Elizabeth Fleming: Buried on Her 90th Birthday
Photographer Elizabeth Fleming has been marking her life with evocative images that tell the universal story of being an artist, wife, and mother, and navigating the waters of her place in those descriptions. Her journey captures the small moments along the way that add up to a life lived, and her recent project, Buried on Her 90th Birthday, examines the passage of time and the loss of what is familiar.
Elizabeth is a graduate of Washington University in St. Louis and the School of Visual Arts in New York City, earning both her BFA and MFA in photography with honors. Her work has been widely exhibited, including shows at Hous Projects in New York City, The Photographic Resource Center in Boston, and the Corcoran Gallery of Art in Washington, D.C. Awards include an Honorable Mention in Blurb’s Photography.Book.Now competition and second place in Photo Center NW’s 15th annual juried show in Seattle. She has been a Critical Mass finalist four times, was selected to participate in CENTER’s Review Santa Fe in 2009, and most recently was one of five photographers invited to attend a Flash Powder Project retreat in Astoria, OR. Her images have been published in Lens on Life: Documenting Your World Through Photography, VISION magazine, and Foam Magazine’s Book of Beds, among others. She lives with her husband, commercial photographer James Worrell, and their two daughters Edie (9) and June (7).
Buried on Her 90th Birthday
“Buried on Her 90th Birthday” focuses on the house in Iowa where my grandparents lived for 61 years. When I was younger our visits from the East Coast to the Midwest were tinged with a feeling of wonder—to me the house was a museum of sorts, a place that gave me a feeling of comfort and constancy, while also inspiring a particular sadness due to the knowledge that nothing can last forever. Because of this I formed a strong sense of nostalgia and a fascination with the significance of homes and objects, concepts that have found their way into much of my artistic practice over time.
While I had taken photographs of their house for years, it wasn’t until my grandfather died in 2008 that my image-making became that much more centered around the idea of objects as totems, along with the notion that what people leave behind might be able to say something about who they were while alive. When my grandmother died in 2012 those concepts came even more fully to the fore as my family and I gathered to go through and divide up her things. I intensively documented what she and my grandfather had accumulated over a lifetime, all the while thinking about my lineage: the items passed down through generations, the sense of history in so much of what she and my grandfather kept, and how the seemingly unimportant becomes precious and even fascinating following death.
Four months after she passed away my grandmother was buried on what would have been her 90th birthday.

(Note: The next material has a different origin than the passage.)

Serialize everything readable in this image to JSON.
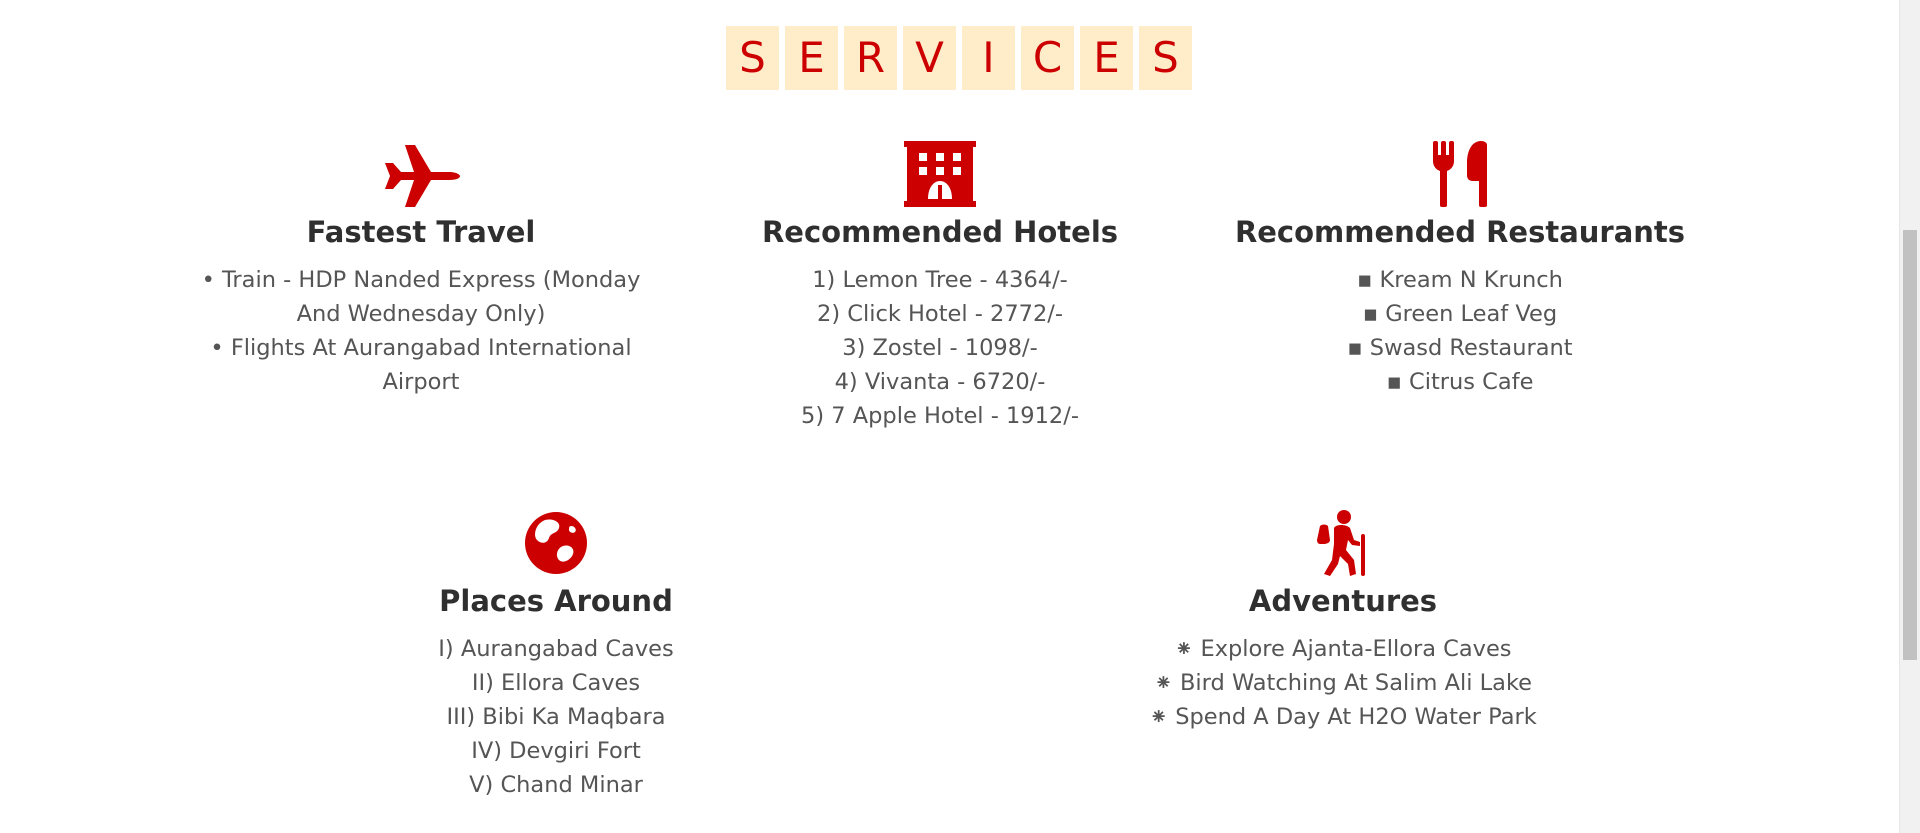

I understood then that in many ways this is a series I always knew I would make, even before my grandfather’s death. From the beginning I was looking ahead to the day when my grandparents would no longer be there to add their presence to the rooms they had inhabited for so many years and ultimately I believe that making these images has been my attempt to hold on something that is now, inevitably, ephemeral.
Posts on Lenscratch may not be reproduced without the permission of the Lenscratch staff and the photographer.
Spirit: Focus on Indigenous Art, Artists, and Issues: Pat KaneOctober 17th, 2020
Spirit: Focus on Indigenous Art, Artists, and Issues: Jeremy DennisOctober 16th, 2020
Spirit: Focus on Indigenous Art, Artists, and Issues: Will WilsonOctober 12th, 2020
Jaulas // Cages: Alanna Styer: A Prairie, Not A PromiseSeptember 29th, 2020